I grew up in New York City. I know its streets like the back of my hand. And while it’s a shame that plenty of the more eccentric “New Yorkish” stores have vanished, they did so long ago and the real culprits weren’t “chain stores” but a constantly expanding real estate bubble that has made both housing and commercial rentals out of range of many people as every landlord tries to get more out of a space than he put into it.

The New York Daily News has two stupid editorials. One denounces AirBnb for taking “affordable housing” off the market. In fact AirBnb makes housing more affordable for those renting and for those who need to stay a limited amount of time.

The second editorial is an even crazier rant about chain stores.

Colony Records had thrived in Times Square for 60 years, until its new landlord reportedly quintupled the rent . After 24 years in the once-gritty, now glamorous Meatpacking District, ever popular Restaurant Florent had its rent shoot up nearly tenfold, from $6,000 to $50,000 per month.

What has replaced these cherished, quintessentially New York business? Almost entirely, it’s been national chains, bank branches or upscale boutiques and restaurants.

Moss here is moving the goalposts from chain stores to upscale restaurants. It’s not even clear how he defines chain stores. Does he believe that four outlets of a Latino restaurant or Korean nail salon are a chain store? I doubt it.

Times Square suddenly became a popular and tourist friendly place. I’m not fond of what it is now, but it is a vast improvement over what it was and were landlords really supposed to charge the same amount of rent for a new Times Square? Ditto for the new Meatpacking District.

It takes money and effort to remake a neighborhood into someplace you don’t trip over bodies. That’s going to be reflected in sale prices and rents.

It seems every week we hear of another authentic New York spot to vanish, from Gray’s Papaya and Shakespeare & Co. Booksellers to little Jim’s Shoe Repair (on East 59th St. since 1932, it’s getting pushed out so Walgreens’ Duane Reade can expand).

Sure New York needs another Duane Reade like it needs another column complaining about how many of them there are. The underlying problem is that DRs and Starbucks wouldn’t be opening on every corner if they didn’t meet the needs of new city residents.

It’s that simple.

There’s a new population in New York and four dollar bottled water and ten dollar lattes meet their needs in a way that the quirkier places don’t. That’s just life and there is no solution for it.

If former Mayor Giuliani could keep adult businesses from operating near one another, then de Blasio can keep national chains from doing the same.

Starbucks and Marc Jacobs should not be allowed to have multiple stores within a few blocks, and we don’t need Walgreens down the street from CVS.

If we don’t have Walgreens across the street from CVS then neither of them will ever leave.

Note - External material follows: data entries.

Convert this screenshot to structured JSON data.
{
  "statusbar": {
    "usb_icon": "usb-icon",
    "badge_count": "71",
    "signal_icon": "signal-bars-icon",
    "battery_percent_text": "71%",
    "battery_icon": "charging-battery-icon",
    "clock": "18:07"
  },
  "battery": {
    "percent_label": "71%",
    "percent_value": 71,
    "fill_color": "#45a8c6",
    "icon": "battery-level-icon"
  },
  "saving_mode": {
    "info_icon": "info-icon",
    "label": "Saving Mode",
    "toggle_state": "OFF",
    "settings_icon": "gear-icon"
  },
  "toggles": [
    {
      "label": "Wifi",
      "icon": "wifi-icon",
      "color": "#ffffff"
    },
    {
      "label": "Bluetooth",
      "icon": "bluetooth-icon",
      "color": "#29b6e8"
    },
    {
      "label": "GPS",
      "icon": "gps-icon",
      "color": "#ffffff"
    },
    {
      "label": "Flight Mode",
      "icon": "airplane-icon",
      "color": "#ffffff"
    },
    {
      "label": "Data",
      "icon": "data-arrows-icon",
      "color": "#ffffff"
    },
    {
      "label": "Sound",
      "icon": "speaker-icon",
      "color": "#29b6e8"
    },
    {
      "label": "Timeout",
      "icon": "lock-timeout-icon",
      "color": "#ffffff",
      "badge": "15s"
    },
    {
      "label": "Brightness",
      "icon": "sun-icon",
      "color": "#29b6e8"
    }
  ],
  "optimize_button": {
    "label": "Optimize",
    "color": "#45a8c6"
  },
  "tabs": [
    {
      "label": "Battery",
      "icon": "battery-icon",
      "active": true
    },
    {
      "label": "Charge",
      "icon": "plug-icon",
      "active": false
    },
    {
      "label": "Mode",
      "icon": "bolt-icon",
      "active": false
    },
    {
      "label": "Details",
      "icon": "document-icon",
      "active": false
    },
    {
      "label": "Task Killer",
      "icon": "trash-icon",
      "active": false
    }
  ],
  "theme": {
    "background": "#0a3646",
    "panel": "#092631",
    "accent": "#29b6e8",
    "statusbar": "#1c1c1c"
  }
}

Moss wants to build in monopolies for the chain stores he hates. Like most social justice warrior preservationists, he isn’t very bright.

Then, pass the Small Business Jobs Survival Act to create fair negotiations of commercial lease renewals, so landlords can’t use insane rent hikes to evict dependable business people.

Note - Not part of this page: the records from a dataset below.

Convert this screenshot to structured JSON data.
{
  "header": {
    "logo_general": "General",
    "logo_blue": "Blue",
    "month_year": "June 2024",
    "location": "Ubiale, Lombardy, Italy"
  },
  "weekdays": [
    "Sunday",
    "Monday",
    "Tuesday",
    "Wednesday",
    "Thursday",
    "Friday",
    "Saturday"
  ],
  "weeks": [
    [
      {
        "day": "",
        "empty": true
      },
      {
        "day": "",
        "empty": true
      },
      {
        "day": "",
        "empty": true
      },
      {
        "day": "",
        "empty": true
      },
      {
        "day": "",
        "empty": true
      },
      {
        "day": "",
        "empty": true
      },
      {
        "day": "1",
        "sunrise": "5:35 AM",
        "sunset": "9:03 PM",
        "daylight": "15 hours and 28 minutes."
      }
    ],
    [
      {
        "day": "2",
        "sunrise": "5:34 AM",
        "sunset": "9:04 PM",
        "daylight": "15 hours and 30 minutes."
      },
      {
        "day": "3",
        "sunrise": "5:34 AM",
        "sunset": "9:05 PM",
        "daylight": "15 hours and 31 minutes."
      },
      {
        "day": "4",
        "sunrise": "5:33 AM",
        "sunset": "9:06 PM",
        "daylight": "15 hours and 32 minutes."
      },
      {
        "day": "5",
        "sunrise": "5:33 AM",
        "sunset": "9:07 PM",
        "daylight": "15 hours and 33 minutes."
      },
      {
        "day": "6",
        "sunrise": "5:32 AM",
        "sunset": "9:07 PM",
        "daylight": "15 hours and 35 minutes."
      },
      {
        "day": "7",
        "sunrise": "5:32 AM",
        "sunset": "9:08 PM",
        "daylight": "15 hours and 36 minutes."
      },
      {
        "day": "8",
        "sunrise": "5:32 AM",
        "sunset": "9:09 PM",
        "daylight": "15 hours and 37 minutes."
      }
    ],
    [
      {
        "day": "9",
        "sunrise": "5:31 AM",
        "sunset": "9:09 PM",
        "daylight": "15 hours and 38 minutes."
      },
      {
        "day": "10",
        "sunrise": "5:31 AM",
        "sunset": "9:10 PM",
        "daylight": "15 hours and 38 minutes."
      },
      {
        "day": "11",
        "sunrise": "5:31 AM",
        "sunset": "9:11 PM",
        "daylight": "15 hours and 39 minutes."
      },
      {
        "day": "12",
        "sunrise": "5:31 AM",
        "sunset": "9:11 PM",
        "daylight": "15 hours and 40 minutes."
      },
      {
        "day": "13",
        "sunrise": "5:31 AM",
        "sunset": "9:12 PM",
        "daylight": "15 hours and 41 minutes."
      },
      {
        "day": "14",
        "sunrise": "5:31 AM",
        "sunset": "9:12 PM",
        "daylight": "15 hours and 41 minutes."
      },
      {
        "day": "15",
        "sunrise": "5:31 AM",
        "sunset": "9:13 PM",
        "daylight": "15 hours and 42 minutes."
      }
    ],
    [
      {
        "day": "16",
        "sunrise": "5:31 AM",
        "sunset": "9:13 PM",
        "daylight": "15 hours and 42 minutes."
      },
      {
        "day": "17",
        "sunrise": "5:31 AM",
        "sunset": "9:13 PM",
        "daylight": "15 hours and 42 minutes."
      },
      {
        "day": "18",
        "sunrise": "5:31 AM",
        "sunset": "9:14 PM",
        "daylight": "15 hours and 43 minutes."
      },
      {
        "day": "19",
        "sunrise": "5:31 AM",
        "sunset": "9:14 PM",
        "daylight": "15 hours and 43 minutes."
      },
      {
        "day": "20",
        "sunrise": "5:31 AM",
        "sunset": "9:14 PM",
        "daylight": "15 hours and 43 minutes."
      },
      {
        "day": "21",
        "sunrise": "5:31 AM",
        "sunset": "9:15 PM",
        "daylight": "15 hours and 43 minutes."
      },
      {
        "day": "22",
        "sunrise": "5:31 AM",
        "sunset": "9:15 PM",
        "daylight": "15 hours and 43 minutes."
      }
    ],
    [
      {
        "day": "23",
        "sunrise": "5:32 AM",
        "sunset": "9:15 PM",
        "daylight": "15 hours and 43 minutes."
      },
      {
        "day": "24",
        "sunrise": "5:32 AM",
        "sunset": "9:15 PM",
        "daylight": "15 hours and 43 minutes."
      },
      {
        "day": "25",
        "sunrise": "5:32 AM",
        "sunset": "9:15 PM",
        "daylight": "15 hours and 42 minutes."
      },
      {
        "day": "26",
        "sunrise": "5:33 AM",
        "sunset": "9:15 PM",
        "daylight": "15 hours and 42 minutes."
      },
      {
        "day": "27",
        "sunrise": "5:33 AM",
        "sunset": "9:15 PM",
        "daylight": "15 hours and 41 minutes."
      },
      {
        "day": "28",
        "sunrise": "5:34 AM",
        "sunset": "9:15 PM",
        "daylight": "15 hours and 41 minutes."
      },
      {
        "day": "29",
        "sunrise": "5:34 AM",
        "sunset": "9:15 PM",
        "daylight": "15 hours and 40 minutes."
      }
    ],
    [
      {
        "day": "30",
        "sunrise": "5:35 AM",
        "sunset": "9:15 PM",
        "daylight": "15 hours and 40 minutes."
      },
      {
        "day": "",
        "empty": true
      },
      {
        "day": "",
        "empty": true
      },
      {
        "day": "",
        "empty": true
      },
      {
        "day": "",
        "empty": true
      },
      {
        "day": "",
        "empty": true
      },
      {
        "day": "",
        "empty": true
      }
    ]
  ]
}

Give fines to landlords who leave commercial spaces vacant, creating blight while they wait for the right price.

So the city would tell landlords what they can charge, regardless of their costs and mortgage payments. Prices would plummet, actual blight would set in and that magical 70s/80s NYC disaster that idiots like this dream of on their Instagram accounts would be back.

Not that Bill de Blasio isn’t bringing it back anyway.

I have fond memories of plenty of vanished stores. And most of the truly local stores are gone. Measures like this wouldn’t protect them. They would go on protecting the bodegas and 99 cent stores that sell substandard junk while denying access to more useful stores.

New York City could use a Walmart. The Kmarts and the Home Depots are useful. Only an idiot would deny that. The alternatives to those stores are miserable and offer as much neighborhood value as Times Square’s former denizens.

A lot of the unconventional places that New York City has lost, record stores, book stores, theaters, were doomed anyway for obvious reasons. Ditto for the department stores and clothing stores.

Maybe Moss has a plan to keep Amazon at bay. France does. And their economy isn’t anything to envy.

Stores open because people shop at them. And the customer is always right.